What you are asked to do » Without leaving out a single line, restate the entries below exactly.

Data shown »
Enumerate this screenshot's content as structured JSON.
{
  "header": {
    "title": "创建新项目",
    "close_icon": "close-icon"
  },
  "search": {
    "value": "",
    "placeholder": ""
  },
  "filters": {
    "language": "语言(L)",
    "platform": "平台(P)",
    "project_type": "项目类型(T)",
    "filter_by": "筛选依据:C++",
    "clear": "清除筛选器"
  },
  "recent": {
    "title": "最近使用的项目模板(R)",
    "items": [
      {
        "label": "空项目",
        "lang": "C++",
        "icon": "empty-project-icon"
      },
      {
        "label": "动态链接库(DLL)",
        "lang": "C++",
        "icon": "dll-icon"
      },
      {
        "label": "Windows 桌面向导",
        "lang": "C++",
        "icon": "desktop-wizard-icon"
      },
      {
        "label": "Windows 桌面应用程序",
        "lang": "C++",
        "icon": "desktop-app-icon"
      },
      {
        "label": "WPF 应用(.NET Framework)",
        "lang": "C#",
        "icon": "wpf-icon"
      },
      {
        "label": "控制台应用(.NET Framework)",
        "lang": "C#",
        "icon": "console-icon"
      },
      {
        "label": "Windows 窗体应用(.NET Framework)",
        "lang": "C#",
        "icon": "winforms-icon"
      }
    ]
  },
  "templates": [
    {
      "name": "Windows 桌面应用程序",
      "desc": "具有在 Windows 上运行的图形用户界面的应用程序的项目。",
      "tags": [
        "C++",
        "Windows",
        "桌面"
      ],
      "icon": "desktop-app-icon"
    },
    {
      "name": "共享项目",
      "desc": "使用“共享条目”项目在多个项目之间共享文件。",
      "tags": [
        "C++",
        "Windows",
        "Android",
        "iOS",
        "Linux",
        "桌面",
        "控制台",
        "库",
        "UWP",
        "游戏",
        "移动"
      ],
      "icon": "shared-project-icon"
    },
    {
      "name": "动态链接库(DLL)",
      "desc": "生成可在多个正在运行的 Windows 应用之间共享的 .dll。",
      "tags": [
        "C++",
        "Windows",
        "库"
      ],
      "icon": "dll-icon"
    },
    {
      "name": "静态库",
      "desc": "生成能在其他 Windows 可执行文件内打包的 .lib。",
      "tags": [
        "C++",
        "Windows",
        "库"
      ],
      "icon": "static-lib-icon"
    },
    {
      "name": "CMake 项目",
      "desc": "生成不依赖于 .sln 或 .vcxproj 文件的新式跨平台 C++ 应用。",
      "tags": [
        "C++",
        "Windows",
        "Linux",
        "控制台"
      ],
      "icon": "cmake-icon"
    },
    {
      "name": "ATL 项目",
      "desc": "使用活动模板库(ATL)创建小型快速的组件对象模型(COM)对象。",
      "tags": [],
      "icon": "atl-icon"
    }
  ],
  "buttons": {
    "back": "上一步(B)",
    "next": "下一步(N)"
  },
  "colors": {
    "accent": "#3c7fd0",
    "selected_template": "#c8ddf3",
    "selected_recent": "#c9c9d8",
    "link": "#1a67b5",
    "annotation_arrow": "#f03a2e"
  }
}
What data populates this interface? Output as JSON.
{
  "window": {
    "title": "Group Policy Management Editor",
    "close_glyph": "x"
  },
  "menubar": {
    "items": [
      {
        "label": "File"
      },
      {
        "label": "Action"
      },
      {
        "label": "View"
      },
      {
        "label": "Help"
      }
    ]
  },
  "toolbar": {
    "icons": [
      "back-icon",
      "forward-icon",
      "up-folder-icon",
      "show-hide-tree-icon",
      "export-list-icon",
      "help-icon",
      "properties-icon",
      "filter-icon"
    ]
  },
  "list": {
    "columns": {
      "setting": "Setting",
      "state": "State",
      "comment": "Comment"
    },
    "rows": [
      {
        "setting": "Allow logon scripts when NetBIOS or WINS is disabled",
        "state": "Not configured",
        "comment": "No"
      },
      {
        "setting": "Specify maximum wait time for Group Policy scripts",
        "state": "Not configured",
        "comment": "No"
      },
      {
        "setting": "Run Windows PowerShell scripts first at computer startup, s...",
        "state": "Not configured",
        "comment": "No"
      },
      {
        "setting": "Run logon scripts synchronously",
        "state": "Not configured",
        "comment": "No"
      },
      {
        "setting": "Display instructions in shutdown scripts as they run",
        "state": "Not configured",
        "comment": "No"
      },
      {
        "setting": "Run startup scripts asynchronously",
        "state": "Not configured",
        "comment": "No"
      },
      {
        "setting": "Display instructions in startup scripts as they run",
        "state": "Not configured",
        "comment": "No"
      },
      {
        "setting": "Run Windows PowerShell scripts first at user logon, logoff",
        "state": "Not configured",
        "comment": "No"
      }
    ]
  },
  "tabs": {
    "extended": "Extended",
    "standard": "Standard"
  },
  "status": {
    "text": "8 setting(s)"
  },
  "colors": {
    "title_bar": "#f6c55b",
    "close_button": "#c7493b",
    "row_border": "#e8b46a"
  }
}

Answer space »
Enumerate this screenshot's content as structured JSON.
{
  "header": {
    "title": "创建新项目",
    "close_icon": "close-icon"
  },
  "search": {
    "value": "",
    "placeholder": ""
  },
  "filters": {
    "language": "语言(L)",
    "platform": "平台(P)",
    "project_type": "项目类型(T)",
    "filter_by": "筛选依据:C++",
    "clear": "清除筛选器"
  },
  "recent": {
    "title": "最近使用的项目模板(R)",
    "items": [
      {
        "label": "空项目",
        "lang": "C++",
        "icon": "empty-project-icon"
      },
      {
        "label": "动态链接库(DLL)",
        "lang": "C++",
        "icon": "dll-icon"
      },
      {
        "label": "Windows 桌面向导",
        "lang": "C++",
        "icon": "desktop-wizard-icon"
      },
      {
        "label": "Windows 桌面应用程序",
        "lang": "C++",
        "icon": "desktop-app-icon"
      },
      {
        "label": "WPF 应用(.NET Framework)",
        "lang": "C#",
        "icon": "wpf-icon"
      },
      {
        "label": "控制台应用(.NET Framework)",
        "lang": "C#",
        "icon": "console-icon"
      },
      {
        "label": "Windows 窗体应用(.NET Framework)",
        "lang": "C#",
        "icon": "winforms-icon"
      }
    ]
  },
  "templates": [
    {
      "name": "Windows 桌面应用程序",
      "desc": "具有在 Windows 上运行的图形用户界面的应用程序的项目。",
      "tags": [
        "C++",
        "Windows",
        "桌面"
      ],
      "icon": "desktop-app-icon"
    },
    {
      "name": "共享项目",
      "desc": "使用“共享条目”项目在多个项目之间共享文件。",
      "tags": [
        "C++",
        "Windows",
        "Android",
        "iOS",
        "Linux",
        "桌面",
        "控制台",
        "库",
        "UWP",
        "游戏",
        "移动"
      ],
      "icon": "shared-project-icon"
    },
    {
      "name": "动态链接库(DLL)",
      "desc": "生成可在多个正在运行的 Windows 应用之间共享的 .dll。",
      "tags": [
        "C++",
        "Windows",
        "库"
      ],
      "icon": "dll-icon"
    },
    {
      "name": "静态库",
      "desc": "生成能在其他 Windows 可执行文件内打包的 .lib。",
      "tags": [
        "C++",
        "Windows",
        "库"
      ],
      "icon": "static-lib-icon"
    },
    {
      "name": "CMake 项目",
      "desc": "生成不依赖于 .sln 或 .vcxproj 文件的新式跨平台 C++ 应用。",
      "tags": [
        "C++",
        "Windows",
        "Linux",
        "控制台"
      ],
      "icon": "cmake-icon"
    },
    {
      "name": "ATL 项目",
      "desc": "使用活动模板库(ATL)创建小型快速的组件对象模型(COM)对象。",
      "tags": [],
      "icon": "atl-icon"
    }
  ],
  "buttons": {
    "back": "上一步(B)",
    "next": "下一步(N)"
  },
  "colors": {
    "accent": "#3c7fd0",
    "selected_template": "#c8ddf3",
    "selected_recent": "#c9c9d8",
    "link": "#1a67b5",
    "annotation_arrow": "#f03a2e"
  }
}
What data populates this interface? Output as JSON.
{
  "window": {
    "title": "Group Policy Management Editor",
    "close_glyph": "x"
  },
  "menubar": {
    "items": [
      {
        "label": "File"
      },
      {
        "label": "Action"
      },
      {
        "label": "View"
      },
      {
        "label": "Help"
      }
    ]
  },
  "toolbar": {
    "icons": [
      "back-icon",
      "forward-icon",
      "up-folder-icon",
      "show-hide-tree-icon",
      "export-list-icon",
      "help-icon",
      "properties-icon",
      "filter-icon"
    ]
  },
  "list": {
    "columns": {
      "setting": "Setting",
      "state": "State",
      "comment": "Comment"
    },
    "rows": [
      {
        "setting": "Allow logon scripts when NetBIOS or WINS is disabled",
        "state": "Not configured",
        "comment": "No"
      },
      {
        "setting": "Specify maximum wait time for Group Policy scripts",
        "state": "Not configured",
        "comment": "No"
      },
      {
        "setting": "Run Windows PowerShell scripts first at computer startup, s...",
        "state": "Not configured",
        "comment": "No"
      },
      {
        "setting": "Run logon scripts synchronously",
        "state": "Not configured",
        "comment": "No"
      },
      {
        "setting": "Display instructions in shutdown scripts as they run",
        "state": "Not configured",
        "comment": "No"
      },
      {
        "setting": "Run startup scripts asynchronously",
        "state": "Not configured",
        "comment": "No"
      },
      {
        "setting": "Display instructions in startup scripts as they run",
        "state": "Not configured",
        "comment": "No"
      },
      {
        "setting": "Run Windows PowerShell scripts first at user logon, logoff",
        "state": "Not configured",
        "comment": "No"
      }
    ]
  },
  "tabs": {
    "extended": "Extended",
    "standard": "Standard"
  },
  "status": {
    "text": "8 setting(s)"
  },
  "colors": {
    "title_bar": "#f6c55b",
    "close_button": "#c7493b",
    "row_border": "#e8b46a"
  }
}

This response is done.